Fascia Board: The exterior finish nailed to the fascia that is nailed to the rafter or truss ends that runs horizontally around the roof on which the gutters are mounted. The fascia board forms a drip edge for rain water, as well as hides the end of the roof sheathing and soffits.

Flashing: a type of sheet, usually a metal like aluminum, used at intersections of building components to prevent water penetration, flashings are commonly used above doors and windows in exterior walls and are used under the siding to prohibit water penetration

F-channel: A manufacturing component of vinyl or aluminum siding systems which have a channel that the planks fit into, used around windows and doors to make a weathertight seal

Furring/Furring Strip: A wooden or steel framing material, usually 1" x 3", used to provide an even nailing base. To “fur” a surface means to apply these strips.

Gable: The upper triangular-shaped portion of the end wall of a house.

Inside Corner Post: Provides a means of joining at inside corners where siding butts both sides.

J-Channel: Also J Molding (or Trim): Molding used for trim that is in the shape of the letter J, used to trim the edge of siding on all sides of windows and doors, at rake edges of gables and in other miscellaneous situations.

Lap: To overlap ends of two siding panels to allow for expansion and contraction of siding product.

Lap Siding: Technique for installing horizontal siding boards. Each piece of siding is 'lapped' over the piece below it to provide a waterproof covering for the house.

Nailing Hem (or Flange): The section of siding or accessories where the nailing slots are located.

Outside Corner Post: Provides neat appearance outside corners for vertical and horizontal sidings. Receives siding from both sides. Deeper post is used with insulated siding, and narrower post with non-insulated siding.

Positive Lock: ensures that the panels can be locked together, but can also easily slide back and forth for ease in installation. This ensures that the panels stay permanently affixed during adverse weather.

Plumb: A position or measurement that is truly and exactly vertical, 90° from a level surface.

Profiles: The actual siding panels are called profiles. Some commonly sized profiles are D4, D5 and Dutchlap.

PVC: Polyvinyl chloride is the material used to create most vinyl siding.

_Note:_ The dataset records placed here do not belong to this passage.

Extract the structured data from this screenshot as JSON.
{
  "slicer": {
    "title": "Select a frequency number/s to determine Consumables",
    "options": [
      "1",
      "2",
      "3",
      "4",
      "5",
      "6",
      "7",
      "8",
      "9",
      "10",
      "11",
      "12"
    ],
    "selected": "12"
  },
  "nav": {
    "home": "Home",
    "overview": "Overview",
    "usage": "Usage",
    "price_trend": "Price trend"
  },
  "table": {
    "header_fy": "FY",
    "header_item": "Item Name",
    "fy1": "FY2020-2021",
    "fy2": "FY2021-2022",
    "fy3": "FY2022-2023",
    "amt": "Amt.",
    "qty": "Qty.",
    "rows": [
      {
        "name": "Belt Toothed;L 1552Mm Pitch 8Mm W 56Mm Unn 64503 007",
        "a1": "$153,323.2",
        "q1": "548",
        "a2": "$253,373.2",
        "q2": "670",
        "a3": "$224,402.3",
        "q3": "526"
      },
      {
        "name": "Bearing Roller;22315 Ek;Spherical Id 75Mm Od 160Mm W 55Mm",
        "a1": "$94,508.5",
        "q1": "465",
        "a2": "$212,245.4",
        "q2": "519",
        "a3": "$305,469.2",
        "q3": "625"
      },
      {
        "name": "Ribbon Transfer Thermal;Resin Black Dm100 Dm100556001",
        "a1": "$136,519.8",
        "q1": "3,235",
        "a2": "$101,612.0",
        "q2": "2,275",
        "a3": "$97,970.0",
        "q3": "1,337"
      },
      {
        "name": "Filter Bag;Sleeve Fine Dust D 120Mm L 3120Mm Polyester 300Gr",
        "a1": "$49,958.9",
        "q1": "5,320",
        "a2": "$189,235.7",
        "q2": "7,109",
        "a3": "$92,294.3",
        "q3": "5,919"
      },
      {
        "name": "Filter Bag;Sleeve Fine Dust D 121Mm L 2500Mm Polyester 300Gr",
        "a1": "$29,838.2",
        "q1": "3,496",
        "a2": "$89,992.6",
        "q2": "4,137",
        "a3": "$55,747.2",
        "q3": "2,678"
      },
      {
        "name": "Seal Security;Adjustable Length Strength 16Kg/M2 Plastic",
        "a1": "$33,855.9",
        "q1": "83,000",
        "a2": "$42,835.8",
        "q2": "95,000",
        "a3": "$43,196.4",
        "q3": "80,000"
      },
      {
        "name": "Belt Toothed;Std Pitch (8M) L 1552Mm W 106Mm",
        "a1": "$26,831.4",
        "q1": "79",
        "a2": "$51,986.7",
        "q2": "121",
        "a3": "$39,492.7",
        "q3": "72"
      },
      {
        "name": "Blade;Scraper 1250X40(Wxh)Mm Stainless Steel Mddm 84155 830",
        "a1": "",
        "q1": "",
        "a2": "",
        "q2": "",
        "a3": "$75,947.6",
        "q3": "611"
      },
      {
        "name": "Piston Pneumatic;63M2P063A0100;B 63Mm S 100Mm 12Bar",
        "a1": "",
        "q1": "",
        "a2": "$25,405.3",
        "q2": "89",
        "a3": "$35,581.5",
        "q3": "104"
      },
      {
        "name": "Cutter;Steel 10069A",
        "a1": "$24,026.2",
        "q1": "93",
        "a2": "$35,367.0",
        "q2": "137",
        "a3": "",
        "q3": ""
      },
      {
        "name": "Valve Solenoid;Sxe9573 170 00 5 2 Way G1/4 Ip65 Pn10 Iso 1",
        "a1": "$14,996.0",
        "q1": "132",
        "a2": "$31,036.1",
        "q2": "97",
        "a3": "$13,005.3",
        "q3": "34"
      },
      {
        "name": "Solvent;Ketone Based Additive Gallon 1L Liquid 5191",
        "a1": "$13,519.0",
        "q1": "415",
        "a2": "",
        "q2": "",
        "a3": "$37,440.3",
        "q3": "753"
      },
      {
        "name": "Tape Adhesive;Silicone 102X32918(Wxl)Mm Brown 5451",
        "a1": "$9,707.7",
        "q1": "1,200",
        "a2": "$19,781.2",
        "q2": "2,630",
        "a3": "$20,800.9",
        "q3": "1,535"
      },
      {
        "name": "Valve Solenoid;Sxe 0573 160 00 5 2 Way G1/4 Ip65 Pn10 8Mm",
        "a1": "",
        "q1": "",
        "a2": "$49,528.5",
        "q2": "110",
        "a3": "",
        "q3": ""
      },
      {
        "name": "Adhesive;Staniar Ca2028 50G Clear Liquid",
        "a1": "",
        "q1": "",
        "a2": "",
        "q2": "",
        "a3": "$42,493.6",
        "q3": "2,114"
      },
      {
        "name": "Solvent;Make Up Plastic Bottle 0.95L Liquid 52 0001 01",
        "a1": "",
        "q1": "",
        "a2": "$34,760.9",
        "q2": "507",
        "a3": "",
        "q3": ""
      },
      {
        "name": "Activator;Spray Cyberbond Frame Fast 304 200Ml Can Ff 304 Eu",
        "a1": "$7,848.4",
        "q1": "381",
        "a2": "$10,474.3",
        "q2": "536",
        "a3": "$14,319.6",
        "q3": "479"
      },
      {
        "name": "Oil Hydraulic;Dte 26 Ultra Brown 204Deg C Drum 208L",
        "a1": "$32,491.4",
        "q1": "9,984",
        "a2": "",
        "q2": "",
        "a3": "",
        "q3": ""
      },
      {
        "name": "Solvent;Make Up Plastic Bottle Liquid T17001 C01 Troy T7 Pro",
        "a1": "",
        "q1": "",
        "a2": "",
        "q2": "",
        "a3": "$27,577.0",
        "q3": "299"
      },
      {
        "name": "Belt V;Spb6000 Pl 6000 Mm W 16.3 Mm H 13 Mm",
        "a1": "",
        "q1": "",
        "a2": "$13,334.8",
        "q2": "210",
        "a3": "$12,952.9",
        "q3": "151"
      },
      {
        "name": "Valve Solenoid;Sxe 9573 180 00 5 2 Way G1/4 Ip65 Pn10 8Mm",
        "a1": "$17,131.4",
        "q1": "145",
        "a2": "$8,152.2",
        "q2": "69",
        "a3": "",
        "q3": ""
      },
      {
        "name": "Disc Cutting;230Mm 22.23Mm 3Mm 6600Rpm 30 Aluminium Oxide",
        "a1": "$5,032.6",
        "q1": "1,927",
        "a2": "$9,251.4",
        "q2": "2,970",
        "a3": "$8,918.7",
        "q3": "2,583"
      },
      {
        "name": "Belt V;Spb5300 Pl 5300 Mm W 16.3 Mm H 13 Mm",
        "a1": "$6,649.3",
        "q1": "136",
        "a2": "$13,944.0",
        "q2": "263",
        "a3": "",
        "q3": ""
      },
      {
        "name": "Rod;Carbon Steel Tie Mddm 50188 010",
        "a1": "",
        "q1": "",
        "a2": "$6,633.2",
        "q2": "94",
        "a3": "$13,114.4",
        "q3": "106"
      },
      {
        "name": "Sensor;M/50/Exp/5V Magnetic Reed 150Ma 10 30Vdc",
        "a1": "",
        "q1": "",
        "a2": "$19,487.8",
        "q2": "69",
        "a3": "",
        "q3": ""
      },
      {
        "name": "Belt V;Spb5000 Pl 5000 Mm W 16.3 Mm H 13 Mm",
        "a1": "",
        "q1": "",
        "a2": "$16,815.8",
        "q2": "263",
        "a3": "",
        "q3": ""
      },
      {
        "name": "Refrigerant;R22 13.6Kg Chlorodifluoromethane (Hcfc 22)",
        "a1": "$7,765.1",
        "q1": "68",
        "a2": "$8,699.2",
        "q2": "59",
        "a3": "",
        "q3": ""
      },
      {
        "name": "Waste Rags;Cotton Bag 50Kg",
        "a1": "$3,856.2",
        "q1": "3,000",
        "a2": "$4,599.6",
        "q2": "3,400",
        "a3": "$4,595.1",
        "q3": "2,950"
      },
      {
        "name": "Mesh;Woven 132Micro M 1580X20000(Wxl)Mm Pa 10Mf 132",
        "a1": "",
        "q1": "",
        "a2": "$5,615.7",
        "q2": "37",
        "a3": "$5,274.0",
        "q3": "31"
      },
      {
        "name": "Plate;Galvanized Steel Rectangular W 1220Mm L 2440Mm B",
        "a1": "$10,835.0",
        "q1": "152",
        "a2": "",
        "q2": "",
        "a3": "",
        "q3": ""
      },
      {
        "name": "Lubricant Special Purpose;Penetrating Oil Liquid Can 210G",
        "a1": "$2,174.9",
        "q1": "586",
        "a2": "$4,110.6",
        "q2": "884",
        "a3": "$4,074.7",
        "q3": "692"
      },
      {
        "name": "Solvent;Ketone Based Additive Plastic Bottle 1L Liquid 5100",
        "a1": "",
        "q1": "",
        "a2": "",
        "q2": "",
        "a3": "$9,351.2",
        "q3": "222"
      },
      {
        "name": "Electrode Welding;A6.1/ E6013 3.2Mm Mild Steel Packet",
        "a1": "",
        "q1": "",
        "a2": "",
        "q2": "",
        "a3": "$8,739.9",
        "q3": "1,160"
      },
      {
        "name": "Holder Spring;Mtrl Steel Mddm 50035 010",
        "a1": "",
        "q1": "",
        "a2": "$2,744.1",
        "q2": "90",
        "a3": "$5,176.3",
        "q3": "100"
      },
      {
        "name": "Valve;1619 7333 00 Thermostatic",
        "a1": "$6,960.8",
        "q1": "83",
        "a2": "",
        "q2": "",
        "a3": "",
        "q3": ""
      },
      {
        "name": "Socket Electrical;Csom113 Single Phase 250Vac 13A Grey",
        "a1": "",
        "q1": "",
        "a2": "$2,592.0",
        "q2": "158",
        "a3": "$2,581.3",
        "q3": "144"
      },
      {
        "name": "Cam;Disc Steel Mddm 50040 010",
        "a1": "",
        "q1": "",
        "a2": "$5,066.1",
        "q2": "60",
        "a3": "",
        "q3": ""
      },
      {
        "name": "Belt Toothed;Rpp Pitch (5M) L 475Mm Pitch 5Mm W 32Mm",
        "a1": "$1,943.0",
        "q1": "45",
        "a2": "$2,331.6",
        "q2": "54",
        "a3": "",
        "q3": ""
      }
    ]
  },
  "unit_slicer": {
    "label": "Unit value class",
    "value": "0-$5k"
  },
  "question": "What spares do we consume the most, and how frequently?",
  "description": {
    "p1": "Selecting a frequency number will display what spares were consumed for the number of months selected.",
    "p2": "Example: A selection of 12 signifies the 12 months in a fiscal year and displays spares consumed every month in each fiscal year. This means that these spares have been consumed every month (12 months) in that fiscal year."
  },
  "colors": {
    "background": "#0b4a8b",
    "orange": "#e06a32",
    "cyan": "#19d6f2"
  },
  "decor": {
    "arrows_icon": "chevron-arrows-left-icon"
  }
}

Rake: The edge of a sloped roof forming the overhang beyond the wall of a gable roof or other sloped roof.

Soffit: The underside of elements of a building, such as overhangs, staircases and beams. Also referes to the material used to enclose the horizontal underside of an eave, cornice, or overhang. Some soffit panels may also be used as vertical siding.

Square: Unit of measure for siding equal to 100 square feet (or a 10-foot by 10-foot wall section).

Square Feet: (also known as: Exterior Square Feet) Exterior Square Feet is a term used to denote the total amount of siding material needed for a particular siding job including material waste.

Starter Strip: Baseline accessory which secures the first course of siding to the wall. Used with horizontal and vertical siding.

Tounge and Groove (T&G): Tongue and groove, a connection system between components, like wood, in which the tab or tongue of one board is placed into the grove at the end of another board

Wall Cladding : Another term for siding

Wall Sheathing: Sheets of plywood or wood planking used to cover the wall framework of the house. This is the material that the siding is nailed to.

Weep Holes: A small hole in the bottom butt edge of the vinyl siding panel, or other accessories, allowing condensation to escape.

Windload Pressure: Is a measurement of how well a panel might perform in high wind areas

Window Head Flashing: Possible alternative to J-channel to receive siding over doors and windows and as a base flashing on vertical siding installations.

So now you will understand some of the terms I use in later posts. Over time I will also drop in pictures and diagrams of the above components.